▸ WHAT NEEDS TO BE DONE: In the entries below, find every line with "JSON" and copy it.

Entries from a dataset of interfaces
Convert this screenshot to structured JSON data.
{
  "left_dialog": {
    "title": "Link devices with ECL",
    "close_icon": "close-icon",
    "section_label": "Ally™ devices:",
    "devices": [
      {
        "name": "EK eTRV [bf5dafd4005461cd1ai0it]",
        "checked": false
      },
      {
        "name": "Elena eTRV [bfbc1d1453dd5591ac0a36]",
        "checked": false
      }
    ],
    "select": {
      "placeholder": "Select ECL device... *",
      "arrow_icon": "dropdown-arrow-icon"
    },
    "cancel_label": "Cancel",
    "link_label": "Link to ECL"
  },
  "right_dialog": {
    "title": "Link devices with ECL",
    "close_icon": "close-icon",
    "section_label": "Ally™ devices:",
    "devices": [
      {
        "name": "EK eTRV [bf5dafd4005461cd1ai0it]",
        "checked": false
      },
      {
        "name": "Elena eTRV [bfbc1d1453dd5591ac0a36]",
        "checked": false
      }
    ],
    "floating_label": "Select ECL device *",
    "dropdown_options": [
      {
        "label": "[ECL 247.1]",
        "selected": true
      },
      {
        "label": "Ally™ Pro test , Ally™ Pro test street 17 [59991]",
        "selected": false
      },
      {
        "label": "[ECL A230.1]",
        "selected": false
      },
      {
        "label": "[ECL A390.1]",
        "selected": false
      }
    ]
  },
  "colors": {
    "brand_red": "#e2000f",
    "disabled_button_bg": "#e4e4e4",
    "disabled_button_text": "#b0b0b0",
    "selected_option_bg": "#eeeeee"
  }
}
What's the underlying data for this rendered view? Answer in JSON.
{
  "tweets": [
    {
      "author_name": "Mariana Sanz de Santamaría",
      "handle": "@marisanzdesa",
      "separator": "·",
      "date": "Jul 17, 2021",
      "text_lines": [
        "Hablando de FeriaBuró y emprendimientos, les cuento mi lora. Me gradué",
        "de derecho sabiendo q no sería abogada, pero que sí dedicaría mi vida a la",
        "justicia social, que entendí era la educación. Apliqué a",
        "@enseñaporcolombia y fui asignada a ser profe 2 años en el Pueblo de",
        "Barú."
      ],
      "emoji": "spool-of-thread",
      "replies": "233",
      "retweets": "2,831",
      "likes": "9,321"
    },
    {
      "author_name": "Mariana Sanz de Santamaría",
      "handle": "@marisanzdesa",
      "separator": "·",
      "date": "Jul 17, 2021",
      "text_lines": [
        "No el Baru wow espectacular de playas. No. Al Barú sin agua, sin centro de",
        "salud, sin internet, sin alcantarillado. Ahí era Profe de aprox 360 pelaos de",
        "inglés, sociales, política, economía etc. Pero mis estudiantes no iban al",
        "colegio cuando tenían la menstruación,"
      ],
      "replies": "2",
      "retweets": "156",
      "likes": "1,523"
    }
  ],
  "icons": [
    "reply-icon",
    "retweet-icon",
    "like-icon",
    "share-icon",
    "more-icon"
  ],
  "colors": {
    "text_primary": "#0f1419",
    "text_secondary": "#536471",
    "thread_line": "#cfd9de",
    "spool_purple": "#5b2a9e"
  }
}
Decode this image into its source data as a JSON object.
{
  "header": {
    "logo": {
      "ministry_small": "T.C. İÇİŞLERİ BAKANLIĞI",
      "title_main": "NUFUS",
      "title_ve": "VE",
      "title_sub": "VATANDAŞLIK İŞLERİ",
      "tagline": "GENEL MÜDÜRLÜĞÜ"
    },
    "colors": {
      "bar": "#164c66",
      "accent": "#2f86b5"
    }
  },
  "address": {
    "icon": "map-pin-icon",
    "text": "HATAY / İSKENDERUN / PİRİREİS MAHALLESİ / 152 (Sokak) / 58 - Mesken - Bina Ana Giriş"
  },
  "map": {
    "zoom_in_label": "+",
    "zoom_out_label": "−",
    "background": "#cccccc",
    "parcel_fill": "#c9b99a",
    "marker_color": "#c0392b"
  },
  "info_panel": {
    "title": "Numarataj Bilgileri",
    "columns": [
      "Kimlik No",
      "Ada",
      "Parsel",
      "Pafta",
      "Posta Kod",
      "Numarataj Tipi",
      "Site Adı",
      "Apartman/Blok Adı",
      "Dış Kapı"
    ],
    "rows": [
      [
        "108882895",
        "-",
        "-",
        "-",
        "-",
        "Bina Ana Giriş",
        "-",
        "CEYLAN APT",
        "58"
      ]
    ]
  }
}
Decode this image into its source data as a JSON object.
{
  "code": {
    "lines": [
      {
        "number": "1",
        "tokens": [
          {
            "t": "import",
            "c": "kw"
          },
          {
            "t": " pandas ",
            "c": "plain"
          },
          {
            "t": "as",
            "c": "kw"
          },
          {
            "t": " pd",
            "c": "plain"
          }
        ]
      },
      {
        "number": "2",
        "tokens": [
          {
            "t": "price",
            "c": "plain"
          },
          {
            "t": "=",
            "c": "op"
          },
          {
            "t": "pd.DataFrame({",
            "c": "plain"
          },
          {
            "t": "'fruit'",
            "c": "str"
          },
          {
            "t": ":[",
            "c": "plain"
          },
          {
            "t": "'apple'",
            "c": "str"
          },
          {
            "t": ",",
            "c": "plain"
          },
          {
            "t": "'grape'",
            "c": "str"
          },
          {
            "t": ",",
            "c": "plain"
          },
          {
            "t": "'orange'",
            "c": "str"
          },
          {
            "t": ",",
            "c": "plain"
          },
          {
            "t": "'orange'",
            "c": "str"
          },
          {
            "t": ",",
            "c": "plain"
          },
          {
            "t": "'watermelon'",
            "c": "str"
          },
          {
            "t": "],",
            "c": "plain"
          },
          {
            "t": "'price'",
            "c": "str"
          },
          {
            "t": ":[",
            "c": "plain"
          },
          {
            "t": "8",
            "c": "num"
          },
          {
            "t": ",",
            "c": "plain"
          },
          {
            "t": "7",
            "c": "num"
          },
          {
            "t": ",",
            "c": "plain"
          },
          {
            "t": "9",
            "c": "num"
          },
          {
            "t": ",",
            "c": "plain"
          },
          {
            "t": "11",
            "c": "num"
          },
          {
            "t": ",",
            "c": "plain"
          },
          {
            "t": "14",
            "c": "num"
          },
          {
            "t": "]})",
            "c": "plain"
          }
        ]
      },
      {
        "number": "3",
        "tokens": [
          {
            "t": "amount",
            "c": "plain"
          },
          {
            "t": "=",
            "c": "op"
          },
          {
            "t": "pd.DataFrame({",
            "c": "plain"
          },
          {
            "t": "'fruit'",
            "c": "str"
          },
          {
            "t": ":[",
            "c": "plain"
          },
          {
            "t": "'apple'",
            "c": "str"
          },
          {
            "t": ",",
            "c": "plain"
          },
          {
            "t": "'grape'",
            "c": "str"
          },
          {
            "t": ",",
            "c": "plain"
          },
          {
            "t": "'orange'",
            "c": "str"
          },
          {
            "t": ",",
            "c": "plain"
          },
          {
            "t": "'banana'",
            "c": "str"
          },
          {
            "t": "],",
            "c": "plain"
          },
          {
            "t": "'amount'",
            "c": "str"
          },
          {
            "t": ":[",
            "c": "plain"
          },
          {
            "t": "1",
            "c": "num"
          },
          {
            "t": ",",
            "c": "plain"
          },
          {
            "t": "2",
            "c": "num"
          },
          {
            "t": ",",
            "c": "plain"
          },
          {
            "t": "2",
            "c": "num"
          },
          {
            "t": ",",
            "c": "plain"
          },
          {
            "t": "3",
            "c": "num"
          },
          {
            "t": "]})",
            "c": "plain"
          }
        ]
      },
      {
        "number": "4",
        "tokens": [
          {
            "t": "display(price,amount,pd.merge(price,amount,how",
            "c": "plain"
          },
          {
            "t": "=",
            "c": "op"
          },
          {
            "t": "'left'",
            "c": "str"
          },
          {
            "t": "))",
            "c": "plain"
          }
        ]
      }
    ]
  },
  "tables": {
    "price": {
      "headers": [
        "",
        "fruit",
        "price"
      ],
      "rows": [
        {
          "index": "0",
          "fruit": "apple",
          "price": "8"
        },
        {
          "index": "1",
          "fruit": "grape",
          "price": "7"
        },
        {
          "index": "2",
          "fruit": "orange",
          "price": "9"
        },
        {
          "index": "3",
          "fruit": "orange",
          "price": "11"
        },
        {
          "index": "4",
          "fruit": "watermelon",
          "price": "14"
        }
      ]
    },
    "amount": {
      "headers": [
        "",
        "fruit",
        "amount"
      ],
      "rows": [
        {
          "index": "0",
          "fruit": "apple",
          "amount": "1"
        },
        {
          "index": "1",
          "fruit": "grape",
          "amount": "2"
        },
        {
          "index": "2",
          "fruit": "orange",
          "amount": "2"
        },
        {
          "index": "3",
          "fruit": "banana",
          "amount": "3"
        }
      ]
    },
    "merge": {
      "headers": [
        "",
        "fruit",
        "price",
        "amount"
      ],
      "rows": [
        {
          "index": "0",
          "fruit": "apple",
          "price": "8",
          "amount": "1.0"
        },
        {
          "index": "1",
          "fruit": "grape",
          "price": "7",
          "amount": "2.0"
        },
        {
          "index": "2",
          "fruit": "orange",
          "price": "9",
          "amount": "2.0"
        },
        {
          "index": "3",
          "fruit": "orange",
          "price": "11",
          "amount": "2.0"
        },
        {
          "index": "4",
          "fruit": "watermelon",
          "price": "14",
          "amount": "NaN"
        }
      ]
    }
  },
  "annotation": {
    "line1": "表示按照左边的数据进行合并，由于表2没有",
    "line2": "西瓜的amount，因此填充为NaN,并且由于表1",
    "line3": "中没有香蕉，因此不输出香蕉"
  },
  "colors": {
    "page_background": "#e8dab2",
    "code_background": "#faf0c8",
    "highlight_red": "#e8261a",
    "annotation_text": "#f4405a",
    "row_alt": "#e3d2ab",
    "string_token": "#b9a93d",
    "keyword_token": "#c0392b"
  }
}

▸ YOUR SOLUTION:
Convert this screenshot to structured JSON data.
What's the underlying data for this rendered view? Answer in JSON.
Decode this image into its source data as a JSON object.
Decode this image into its source data as a JSON object.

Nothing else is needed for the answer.